More Reposted Mechanical Curiosities from Dug North

I love Dug North's Blog. In case you don't already follow it, here are some noteworthy recent posts - for lovers of clocks and mechanical automata.

Here's a beautiful and artistic piece from Levi van Veluw

An analog clock in a digital world:

This eye-boggling piece was recently featured in Clocks Magazine.

Another book for your library...

The mechanical clock, at least in the Middle Ages and the Renaissance, with its rational design and regular running, demonstrated an orderliness lacking in almost every aspect of life at that time. The clock came to offer an explanation for the mysterious workings of the cosmos: living creatures were in fact automata, and the universe itself was an enormous clockwork...

Another great clockwork sculpture:

There is truly some fascinating and beautiful stuff out there.  Follow this blog and Dug's blog for constant updates on the world of clockwork art!

Sunday, July 29, 2012

Musical Mystery House

Dug North has a writeup on the Musical Mystery House in Wiscasset, Maine


It's an old video, but it features some whistling automata like the bird cage, bird box and whistling man that are available through North Coast Imports!

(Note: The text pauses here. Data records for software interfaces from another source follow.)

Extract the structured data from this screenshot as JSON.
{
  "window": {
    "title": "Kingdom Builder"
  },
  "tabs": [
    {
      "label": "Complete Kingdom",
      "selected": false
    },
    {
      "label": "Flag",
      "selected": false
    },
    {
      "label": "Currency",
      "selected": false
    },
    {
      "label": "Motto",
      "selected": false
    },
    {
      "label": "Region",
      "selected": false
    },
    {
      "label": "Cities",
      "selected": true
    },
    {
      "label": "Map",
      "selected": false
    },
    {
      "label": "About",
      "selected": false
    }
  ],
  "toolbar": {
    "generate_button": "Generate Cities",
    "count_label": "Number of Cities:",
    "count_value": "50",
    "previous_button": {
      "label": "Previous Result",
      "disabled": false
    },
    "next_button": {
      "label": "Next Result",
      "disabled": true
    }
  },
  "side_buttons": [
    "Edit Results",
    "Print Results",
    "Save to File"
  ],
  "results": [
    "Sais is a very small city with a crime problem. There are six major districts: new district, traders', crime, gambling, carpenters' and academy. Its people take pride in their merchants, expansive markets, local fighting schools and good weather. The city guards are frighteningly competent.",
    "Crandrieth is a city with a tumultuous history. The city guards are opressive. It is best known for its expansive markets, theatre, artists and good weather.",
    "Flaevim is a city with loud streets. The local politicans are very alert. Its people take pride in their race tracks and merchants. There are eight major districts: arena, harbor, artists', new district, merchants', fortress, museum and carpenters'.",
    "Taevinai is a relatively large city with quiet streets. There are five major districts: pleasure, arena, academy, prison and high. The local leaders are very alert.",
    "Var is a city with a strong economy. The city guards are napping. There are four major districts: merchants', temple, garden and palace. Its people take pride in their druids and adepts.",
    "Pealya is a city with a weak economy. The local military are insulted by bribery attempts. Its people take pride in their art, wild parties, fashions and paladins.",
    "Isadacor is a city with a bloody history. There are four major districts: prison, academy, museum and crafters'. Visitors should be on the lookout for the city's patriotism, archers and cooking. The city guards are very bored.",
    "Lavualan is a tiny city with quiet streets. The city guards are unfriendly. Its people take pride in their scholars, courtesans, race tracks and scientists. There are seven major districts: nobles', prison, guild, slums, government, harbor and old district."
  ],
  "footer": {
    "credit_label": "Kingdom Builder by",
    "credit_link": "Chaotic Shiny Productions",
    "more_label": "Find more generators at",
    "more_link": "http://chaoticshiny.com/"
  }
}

Address for the Musical Mystery House:
Musical Wonder House 16-18 High Street
Wiscasset, ME 04578

Memorial Day Weekend through Halloween
Monday through Saturday, from 10AM - 5PM and Sunday Noon - 5 PM
Web site: http://www.musicalwonderhouse.com/

Monkey Automaton On a Black Forest Clock

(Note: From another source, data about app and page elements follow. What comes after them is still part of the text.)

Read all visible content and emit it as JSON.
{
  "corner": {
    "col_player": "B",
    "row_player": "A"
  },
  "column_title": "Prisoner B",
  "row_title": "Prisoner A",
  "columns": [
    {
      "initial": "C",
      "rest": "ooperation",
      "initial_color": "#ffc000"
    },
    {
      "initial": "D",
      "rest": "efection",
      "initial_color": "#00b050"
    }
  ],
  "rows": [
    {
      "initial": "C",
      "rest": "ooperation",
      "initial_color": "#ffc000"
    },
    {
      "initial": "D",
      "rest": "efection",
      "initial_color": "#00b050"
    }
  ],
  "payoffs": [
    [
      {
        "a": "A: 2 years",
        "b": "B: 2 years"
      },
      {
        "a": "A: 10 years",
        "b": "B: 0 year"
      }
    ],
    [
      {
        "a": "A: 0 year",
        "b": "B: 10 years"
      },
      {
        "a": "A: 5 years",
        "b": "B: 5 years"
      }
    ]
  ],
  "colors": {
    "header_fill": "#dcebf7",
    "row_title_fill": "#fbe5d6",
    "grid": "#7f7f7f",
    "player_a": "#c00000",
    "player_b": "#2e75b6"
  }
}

Here's a really interesting piece, again from Dug North's inestimable blog.

The monkey is shaving!  It's really a complicated movement, similar to a Black Forest dumpling eater (or rat eater) but more colorful.  I wish there were pictures of the clock too!

Friday, July 27, 2012

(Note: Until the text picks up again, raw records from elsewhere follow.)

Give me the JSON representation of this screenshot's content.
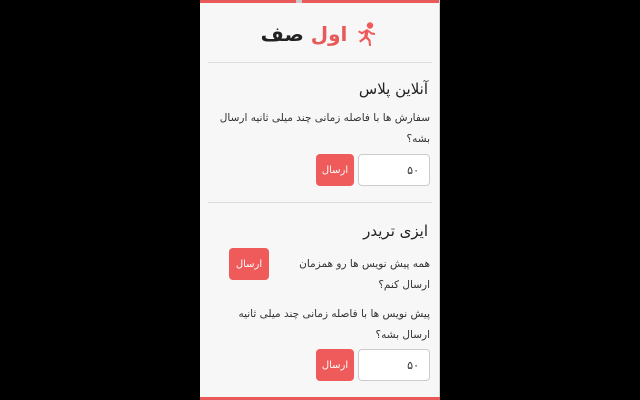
{
  "app": {
    "brand_part1": "اول",
    "brand_part2": "صف",
    "logo_icon": "running-person-icon",
    "accent_color": "#ef5b5b"
  },
  "online_plus": {
    "title": "آنلاین پلاس",
    "description": "سفارش ها با فاصله زمانی چند میلی ثانیه ارسال بشه؟",
    "delay_value": "۵۰",
    "send_label": "ارسال"
  },
  "easy_trader": {
    "title": "ایزی تریدر",
    "simultaneous_question": "همه پیش نویس ها رو همزمان ارسال کنم؟",
    "simultaneous_send_label": "ارسال",
    "delay_question": "پیش نویس ها با فاصله زمانی چند میلی ثانیه ارسال بشه؟",
    "delay_value": "۵۰",
    "send_label": "ارسال"
  }
}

We're about to introduce an exciting NEW model.  Stay tuned for more info.  AND HAVE A GREAT WEEKEND!

SOLID walnut board, made in the U.S.A. with German mechanism.  We're really excited to introduce this new model from Sternreiter.

Wednesday, July 25, 2012

Strasburg Astronomical Clock

It turns out there is an antique replica (PDF) in Sydney! Made in 1887.

[via Kugelbahn]

Puccini Opera Came From a Music Box?

There's a fantastic article in the New York Times about the Morris Museum in New Jersey.  A musicologist draws connections between an 1877 Swiss music box there with Puccini's Madam Butterfly.

Even now few visitors spend much time in the room where the Swiss music boxes are displayed. Yet, being a musicologist, I lingered there alone last January as my children ran ahead. I kept listening to one box in particular, a harmoniphone from around 1877, equipped with a reed organ and able to play six Chinese tunes from a cylinder. 
Confused at first, I suddenly realized that I had stumbled on the key to a musicological mystery many decades old. Scholars have long known that Puccini used Chinese tunes in his opera “Turandot” (set in China and left incomplete on Puccini’s death in 1924). But they have been puzzled by the origins of two “Japanese” tunes in his “Madama Butterfly” (set in Japan and first performed in 1904). What I had found were Chinese sources for two major themes in “Butterfly” and a surprising connection between that opera and “Turandot.” 
Was it possible that Puccini had heard this very box in Italy and that it provided crucial inspiration for “Madama Butterfly”?
The article is a fascinating romp of detective work on an antique mechanical music box.